Oil Markets and Price Movements: A Survey of Models
Hillard Huntingtona, Saud M. Al-Fattahb, Zhuo Huangc Michael Gucwaa, and Ali Nouria
(Sept. 2011, Revised May 2013)
aEnergy Modeling Forum, Huang Engineering Center, Stanford University, 475 Via Ortega, Stanford, CA 94305-4121.
bKing Abdullah Petroleum Studies and Research Center, P.O. Box 88550, Riyadh 11672, Saudi Arabia; firstname.lastname@example.org
cPeking University, Beijing, 100871, China.
During the 1970s, oil market models offered a framework for understanding the growing market power being exercised by major oil producing countries. Few such models have been developed in recent years. Moreover, most large institutions do not use models directly for explaining recent oil price trends or projecting their future levels. Models of oil prices have become more computational, more data driven, less structural and increasingly short run since 2004. Quantitative analysis has shifted strongly towards identifying the role of financial instruments in shaping oil price movements. Although it is important to understand these short-run issues, a large vacuum exists between explanations that track short-run volatility within the context of long-run equilibrium conditions. The theories and models of oil demand and supply that are reviewed in this paper, although imperfect in many respects, offer a clear and well-defined perspective on the forces that are shaping the markets for crude oil and refined products.
The complexity of the world oil market has increased dramatically in recent years and new approaches are needed to understand, model, and forecast oil prices today. There are several kinds of models have been proposed, including structural, computational and reduced form models. Recently, artificial intelligence was also introduced.
This paper provides: (1) model taxonomy and the uses of models providing the motivation for its preparation, (2) a brief chronology explaining how oil market models have evolved over time, (3) three different model types: structural, computational, and reduced form models, and (4) artificial intelligence and data mining for oil market models.

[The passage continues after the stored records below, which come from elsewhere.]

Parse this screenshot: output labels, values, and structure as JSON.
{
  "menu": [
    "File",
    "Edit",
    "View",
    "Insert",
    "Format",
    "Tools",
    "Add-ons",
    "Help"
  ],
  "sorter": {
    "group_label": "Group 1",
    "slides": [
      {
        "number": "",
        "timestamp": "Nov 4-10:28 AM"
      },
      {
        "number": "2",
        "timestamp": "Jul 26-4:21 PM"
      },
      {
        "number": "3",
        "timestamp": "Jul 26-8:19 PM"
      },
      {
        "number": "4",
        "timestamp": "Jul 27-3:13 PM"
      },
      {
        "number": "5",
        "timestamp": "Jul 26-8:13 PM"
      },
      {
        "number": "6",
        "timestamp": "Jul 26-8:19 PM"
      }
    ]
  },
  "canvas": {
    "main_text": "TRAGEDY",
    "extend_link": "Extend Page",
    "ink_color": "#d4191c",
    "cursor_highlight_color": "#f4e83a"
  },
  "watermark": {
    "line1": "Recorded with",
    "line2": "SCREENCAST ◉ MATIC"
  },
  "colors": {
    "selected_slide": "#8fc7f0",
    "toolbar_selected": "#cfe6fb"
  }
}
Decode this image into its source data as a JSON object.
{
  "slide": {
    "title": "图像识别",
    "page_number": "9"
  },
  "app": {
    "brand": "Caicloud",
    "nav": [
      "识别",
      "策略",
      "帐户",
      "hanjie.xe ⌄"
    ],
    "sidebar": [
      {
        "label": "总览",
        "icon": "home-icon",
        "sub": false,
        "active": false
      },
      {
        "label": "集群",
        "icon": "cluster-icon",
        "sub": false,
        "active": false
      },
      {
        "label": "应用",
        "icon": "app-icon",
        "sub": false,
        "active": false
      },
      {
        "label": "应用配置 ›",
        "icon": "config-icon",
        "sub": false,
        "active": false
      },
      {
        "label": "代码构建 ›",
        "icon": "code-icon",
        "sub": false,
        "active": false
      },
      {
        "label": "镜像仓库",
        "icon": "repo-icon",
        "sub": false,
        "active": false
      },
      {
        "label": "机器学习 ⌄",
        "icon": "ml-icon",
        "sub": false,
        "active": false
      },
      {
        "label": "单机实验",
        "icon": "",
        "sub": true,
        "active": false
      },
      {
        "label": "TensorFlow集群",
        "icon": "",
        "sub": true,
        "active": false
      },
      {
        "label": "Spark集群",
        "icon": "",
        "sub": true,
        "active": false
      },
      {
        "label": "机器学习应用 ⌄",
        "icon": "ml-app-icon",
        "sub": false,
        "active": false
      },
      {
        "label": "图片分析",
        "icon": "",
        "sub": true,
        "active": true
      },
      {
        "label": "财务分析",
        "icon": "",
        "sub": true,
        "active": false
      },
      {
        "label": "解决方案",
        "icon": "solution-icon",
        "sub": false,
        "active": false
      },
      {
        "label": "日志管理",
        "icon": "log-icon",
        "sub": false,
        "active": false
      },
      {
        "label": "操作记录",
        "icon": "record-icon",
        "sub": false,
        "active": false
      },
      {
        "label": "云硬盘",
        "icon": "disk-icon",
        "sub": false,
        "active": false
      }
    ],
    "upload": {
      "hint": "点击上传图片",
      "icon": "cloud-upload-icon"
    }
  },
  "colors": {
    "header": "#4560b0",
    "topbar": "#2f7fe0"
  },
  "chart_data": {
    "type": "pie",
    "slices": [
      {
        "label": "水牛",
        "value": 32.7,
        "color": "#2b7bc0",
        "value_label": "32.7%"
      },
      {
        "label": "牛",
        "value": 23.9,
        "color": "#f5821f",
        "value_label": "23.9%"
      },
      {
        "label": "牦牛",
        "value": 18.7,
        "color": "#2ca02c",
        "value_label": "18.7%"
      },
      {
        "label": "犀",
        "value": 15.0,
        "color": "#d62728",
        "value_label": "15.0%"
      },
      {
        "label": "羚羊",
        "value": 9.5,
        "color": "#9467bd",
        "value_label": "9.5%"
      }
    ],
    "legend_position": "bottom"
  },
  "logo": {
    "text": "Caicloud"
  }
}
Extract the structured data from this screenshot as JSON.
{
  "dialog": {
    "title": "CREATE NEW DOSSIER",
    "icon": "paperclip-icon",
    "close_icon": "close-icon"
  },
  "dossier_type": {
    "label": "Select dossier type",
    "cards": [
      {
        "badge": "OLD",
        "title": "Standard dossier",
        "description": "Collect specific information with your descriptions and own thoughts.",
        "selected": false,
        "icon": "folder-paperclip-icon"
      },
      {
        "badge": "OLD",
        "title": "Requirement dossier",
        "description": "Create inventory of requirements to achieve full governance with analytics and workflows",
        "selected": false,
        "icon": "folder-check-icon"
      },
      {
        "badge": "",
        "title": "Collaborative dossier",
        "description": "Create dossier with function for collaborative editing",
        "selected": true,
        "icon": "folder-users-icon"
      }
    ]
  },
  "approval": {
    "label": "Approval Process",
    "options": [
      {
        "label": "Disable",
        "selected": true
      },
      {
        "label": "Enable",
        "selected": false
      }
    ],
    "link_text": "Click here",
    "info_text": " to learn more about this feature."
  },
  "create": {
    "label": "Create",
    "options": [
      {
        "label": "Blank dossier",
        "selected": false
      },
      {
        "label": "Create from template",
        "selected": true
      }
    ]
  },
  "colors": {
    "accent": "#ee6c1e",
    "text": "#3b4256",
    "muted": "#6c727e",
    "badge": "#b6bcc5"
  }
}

Keywords: Oil models, oil prices, supply and demand analysis, financial markets.